* [Aim of the exercise]: All lines in the data that hold the word "protocol" need copying.

.....

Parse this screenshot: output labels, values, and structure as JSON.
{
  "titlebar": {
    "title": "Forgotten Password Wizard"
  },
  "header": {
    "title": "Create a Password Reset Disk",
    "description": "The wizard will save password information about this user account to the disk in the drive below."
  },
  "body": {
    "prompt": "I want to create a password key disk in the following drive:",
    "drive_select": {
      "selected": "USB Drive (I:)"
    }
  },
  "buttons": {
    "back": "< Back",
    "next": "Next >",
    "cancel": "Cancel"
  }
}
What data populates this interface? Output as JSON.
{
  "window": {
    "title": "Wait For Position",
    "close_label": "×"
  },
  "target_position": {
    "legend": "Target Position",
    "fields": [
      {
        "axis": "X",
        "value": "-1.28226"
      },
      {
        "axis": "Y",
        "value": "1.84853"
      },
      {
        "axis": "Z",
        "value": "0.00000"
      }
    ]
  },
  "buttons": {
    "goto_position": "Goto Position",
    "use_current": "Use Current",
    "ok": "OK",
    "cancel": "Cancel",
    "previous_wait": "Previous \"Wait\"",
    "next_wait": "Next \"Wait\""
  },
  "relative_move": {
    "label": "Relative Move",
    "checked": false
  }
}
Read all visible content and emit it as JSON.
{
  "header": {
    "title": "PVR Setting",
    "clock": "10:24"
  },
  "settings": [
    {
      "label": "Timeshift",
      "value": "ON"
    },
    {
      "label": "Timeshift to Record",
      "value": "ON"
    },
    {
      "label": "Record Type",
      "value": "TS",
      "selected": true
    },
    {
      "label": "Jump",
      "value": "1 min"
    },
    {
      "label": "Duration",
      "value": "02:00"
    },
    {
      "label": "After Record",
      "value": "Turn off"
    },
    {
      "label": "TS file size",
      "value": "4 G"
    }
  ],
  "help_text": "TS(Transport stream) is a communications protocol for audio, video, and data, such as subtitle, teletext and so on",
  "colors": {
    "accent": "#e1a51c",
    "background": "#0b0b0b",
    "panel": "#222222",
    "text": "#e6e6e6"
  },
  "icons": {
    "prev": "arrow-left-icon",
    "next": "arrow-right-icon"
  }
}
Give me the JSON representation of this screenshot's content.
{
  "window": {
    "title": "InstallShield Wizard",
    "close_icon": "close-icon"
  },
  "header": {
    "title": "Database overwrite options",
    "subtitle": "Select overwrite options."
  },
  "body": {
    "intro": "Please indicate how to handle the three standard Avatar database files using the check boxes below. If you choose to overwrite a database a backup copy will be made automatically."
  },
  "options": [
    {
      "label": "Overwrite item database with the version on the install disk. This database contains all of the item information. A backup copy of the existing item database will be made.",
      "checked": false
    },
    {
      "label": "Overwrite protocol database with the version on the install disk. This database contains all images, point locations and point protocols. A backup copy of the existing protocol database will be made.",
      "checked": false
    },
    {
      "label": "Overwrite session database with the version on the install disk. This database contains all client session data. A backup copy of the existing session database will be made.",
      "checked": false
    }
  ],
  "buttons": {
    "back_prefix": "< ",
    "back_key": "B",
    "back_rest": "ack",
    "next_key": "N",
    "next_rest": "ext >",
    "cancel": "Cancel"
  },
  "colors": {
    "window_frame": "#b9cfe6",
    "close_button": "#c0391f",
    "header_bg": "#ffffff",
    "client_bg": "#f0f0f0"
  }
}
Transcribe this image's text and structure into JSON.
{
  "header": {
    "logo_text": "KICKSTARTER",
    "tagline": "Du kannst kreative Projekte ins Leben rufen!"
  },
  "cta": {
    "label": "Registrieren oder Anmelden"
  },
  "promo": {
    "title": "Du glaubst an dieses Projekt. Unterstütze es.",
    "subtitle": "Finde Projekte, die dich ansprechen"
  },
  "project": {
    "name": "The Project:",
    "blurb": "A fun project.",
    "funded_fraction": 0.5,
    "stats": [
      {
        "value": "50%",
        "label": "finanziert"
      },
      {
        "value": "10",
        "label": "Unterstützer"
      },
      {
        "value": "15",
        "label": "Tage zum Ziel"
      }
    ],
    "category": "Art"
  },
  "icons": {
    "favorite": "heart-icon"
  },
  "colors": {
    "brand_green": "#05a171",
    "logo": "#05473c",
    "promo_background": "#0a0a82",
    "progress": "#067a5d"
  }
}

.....

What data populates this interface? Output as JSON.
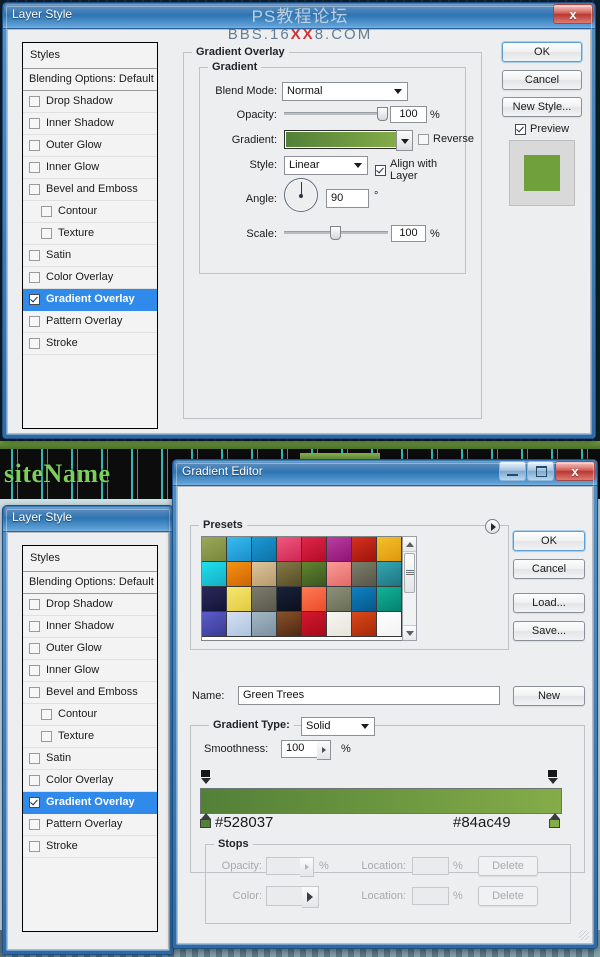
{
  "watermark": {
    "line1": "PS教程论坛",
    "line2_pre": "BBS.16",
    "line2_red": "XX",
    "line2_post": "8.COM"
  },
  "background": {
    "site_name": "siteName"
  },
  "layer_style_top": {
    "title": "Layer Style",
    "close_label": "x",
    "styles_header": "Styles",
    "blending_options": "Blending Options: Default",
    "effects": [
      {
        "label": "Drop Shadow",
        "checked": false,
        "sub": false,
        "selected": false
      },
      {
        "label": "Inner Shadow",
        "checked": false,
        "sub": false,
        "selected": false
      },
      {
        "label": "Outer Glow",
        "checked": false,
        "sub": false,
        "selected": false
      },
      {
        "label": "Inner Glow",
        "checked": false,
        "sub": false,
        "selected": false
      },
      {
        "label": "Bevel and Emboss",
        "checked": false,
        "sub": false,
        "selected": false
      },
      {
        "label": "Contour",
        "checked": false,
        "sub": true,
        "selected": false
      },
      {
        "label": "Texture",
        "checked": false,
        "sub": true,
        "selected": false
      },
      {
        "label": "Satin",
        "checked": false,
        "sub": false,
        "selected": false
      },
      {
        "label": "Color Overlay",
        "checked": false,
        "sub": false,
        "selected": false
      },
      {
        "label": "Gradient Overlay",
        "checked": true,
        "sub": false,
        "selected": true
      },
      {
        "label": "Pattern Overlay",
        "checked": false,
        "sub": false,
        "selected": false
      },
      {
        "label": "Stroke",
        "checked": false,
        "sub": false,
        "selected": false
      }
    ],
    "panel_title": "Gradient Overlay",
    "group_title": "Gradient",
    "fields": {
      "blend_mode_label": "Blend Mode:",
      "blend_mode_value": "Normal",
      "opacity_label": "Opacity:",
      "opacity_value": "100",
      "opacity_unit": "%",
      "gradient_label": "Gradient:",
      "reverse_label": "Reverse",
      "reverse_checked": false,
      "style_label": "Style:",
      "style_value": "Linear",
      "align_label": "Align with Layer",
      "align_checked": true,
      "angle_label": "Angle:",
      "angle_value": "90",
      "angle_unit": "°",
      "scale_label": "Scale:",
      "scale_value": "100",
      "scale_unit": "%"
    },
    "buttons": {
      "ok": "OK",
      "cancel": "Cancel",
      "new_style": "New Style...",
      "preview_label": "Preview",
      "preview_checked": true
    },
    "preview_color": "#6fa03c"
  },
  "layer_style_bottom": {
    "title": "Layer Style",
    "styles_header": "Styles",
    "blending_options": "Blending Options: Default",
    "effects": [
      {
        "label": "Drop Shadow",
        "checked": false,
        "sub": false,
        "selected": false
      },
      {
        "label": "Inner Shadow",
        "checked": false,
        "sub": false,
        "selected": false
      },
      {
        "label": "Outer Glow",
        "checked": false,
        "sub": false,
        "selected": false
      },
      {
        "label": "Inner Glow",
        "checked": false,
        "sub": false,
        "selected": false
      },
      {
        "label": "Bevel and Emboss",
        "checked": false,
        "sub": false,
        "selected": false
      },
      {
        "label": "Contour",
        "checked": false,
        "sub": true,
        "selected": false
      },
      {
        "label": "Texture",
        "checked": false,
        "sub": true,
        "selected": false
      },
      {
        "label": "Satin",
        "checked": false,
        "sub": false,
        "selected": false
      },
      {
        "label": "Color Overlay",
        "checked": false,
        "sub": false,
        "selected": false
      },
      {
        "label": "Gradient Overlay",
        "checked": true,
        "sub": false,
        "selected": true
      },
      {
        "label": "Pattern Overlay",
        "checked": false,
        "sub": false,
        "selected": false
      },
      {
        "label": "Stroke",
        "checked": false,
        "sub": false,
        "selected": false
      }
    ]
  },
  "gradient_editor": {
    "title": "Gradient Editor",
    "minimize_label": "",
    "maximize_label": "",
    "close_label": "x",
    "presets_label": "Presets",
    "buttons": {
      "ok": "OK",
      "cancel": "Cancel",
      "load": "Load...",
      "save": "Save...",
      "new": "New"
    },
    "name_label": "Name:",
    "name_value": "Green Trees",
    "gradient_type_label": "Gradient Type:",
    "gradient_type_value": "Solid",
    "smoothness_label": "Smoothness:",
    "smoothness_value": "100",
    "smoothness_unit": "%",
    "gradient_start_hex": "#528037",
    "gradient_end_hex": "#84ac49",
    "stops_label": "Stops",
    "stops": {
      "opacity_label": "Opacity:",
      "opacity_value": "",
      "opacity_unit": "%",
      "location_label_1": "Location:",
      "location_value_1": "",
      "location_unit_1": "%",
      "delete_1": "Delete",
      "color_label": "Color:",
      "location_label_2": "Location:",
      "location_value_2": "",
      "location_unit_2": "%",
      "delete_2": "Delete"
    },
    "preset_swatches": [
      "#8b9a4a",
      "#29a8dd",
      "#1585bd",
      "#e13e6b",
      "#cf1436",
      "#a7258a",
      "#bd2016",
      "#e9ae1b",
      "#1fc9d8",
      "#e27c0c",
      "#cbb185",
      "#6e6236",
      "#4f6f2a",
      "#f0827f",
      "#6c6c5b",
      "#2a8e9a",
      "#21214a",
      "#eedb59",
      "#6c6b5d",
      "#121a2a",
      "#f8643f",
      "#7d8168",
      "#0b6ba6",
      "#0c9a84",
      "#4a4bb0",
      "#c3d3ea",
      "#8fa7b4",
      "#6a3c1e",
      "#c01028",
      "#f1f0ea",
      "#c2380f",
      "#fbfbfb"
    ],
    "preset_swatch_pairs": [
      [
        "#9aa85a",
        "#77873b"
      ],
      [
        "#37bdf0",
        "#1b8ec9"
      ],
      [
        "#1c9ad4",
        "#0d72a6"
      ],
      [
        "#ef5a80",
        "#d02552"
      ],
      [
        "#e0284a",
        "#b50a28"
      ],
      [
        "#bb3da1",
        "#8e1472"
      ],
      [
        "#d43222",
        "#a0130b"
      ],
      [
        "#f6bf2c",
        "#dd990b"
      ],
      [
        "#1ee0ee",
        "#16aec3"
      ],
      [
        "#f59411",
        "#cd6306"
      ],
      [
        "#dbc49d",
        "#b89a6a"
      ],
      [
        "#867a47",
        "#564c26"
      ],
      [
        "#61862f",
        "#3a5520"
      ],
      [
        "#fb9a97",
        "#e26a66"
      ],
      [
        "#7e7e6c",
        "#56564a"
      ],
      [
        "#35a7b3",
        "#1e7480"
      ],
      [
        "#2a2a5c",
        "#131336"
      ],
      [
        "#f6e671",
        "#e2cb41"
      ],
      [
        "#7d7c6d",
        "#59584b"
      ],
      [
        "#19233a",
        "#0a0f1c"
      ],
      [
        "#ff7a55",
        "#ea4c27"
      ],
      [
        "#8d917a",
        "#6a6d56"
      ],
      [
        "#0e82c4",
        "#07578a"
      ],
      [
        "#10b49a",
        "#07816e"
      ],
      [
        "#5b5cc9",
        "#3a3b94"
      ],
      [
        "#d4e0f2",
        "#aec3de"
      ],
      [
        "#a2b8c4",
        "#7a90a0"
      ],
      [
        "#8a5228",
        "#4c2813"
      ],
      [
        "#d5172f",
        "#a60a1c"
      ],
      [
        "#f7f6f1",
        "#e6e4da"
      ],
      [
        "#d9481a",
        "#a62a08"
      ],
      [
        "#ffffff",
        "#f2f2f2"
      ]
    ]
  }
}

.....

* [Exercise result]:
  "help_text": "TS(Transport stream) is a communications protocol for audio, video, and data, such as subtitle, teletext and so on",
      "label": "Overwrite protocol database with the version on the install disk. This database contains all images, point locations and point protocols. A backup copy of the existing protocol database will be made.",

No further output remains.